shared_ptr<T> p(new int(1024));	//Explicit conversion

//Common errors, shared_ptr temporary objects are constructed using built-in pointers.
int *i(new int(1024));
void process(shared_ptr<int> (i));
//After the process block is completed, the smart pointer is automatically destructed and i becomes a floating pointer.

//The get function of smart pointer can return a built-in pointer. Considering the above errors, we should not initialize or assign a smart pointer with this pointer, nor delete the built-in pointer.
shared_ptr<int> p2(new int(512));
int *p3 = p2.get();

//The reset operation can make the smart pointer point to the new object.

There are two possibilities for function exit: normal processing end or abnormal exit. When using the built-in pointer to manage memory, if an exception occurs between new and delete, the delete operation will not be performed due to the abnormal exit, so the memory will not be released.

Some classes based on C and C + + do not have good destructors, so we need to release them ourselves. If the content managed by the smart pointer is not the memory allocated by new, you need to pass a delegator according to this class.

shared_ptr<T> P(q,deleter) //p takes over the content pointed to by q, and the deleter is a callable object (deleter)


Management mode: monopolize the dynamic object and bind to the pointer returned by new. When it is destroyed, the pointing object is also destroyed, which is the same as shared_ PTRs are different, such as shared copies_ PTR, which is destroyed only decrements the number of references.

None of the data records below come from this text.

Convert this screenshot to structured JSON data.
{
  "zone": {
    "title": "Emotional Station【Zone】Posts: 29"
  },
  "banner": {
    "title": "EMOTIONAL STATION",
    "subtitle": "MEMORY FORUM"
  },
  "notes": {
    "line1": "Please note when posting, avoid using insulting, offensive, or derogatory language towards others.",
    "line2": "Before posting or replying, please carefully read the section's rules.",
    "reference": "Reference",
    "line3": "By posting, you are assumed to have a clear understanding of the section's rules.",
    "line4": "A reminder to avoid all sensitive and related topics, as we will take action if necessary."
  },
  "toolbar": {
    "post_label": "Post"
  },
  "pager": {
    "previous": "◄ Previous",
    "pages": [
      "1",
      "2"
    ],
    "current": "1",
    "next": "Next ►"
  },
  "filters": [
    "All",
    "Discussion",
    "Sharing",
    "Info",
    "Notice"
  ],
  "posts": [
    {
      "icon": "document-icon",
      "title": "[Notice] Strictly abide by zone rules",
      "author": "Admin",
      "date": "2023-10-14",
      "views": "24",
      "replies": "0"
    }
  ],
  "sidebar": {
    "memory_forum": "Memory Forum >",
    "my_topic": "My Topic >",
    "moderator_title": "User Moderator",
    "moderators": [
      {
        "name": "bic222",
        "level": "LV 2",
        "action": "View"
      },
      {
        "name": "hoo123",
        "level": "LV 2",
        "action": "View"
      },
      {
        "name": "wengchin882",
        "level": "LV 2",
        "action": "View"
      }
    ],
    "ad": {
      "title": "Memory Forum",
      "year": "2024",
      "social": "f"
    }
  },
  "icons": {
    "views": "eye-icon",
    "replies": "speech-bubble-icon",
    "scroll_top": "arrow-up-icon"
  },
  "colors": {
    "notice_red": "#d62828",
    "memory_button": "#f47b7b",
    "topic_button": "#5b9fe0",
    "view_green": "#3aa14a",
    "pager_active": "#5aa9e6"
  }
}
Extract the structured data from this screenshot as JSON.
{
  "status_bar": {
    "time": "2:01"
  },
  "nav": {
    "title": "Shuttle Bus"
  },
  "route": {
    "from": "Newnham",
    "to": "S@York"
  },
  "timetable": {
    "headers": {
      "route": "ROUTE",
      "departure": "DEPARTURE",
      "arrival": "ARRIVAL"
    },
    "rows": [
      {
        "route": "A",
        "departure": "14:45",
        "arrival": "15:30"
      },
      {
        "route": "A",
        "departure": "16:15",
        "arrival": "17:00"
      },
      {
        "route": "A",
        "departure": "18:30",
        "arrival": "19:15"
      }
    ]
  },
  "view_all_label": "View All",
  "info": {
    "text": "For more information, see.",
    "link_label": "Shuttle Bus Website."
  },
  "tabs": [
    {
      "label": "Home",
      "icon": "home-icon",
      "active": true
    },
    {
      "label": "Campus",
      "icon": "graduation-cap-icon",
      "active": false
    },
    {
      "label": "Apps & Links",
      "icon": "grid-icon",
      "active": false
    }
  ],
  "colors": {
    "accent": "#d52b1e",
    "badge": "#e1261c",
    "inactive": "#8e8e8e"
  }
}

Initialization method: and shared_ Similar to PTR, we want to display initialization. But it's different because unique_ptr management mode, we can not use copy and assignment operations.

unique_ptr<int> p(new int(1024));

You can also bind to another unique by releasing / reset_ PTR.

unique_ptr<int> p2(p.release()); //release returns a pointer to the object that p points to

unique_ptr<int> p3(new int(512);
p2.reset(p3.release());			//The reset operation will release the object it originally pointed to
p2.release(); //Separate release pointer control cannot release resources. */
delete p2;	//You need to explicitly delete unique using direct memory management_ ptr

unique_ptr can copy or assign a unique to be destroyed_ PTR, for example, can return a unique from the function_ ptr.

Overload unique_ Default deletion of PTR:

unique_ptr<objT,delT> p (new objT,fcn);//The delT object is used to release objT objects. fcn is an object of type delT


Management mode: Companion class & weak reference, pointing to shared_ptr manages the object, but does not control the lifetime of the object, so its creation will not affect shared_ptr has an impact on the number of references. Furthermore, it is uncertain whether the object it points to still exists or not.

Initialization method: use a shared_ptr initialization. Or implicitly initialize to null.

shared_ptr<int> p(new int(1024));
weak_ptr<int> p2(p);

Because of its management, we need to confirm unique_ptr is used to check whether the pointing object exists.

if(shared_ptr<int> p = p2.lock()){
	//Using p security to access objects

With lock, we can use weak_ptr writes an adjoint pointer class, which will not affect the life cycle of the adjoint class resources, but can check the resources of the adjoint class to prevent access to some resources.

Posted by picker999 on Thu, 23 Sep 2021 01:10:04 -0700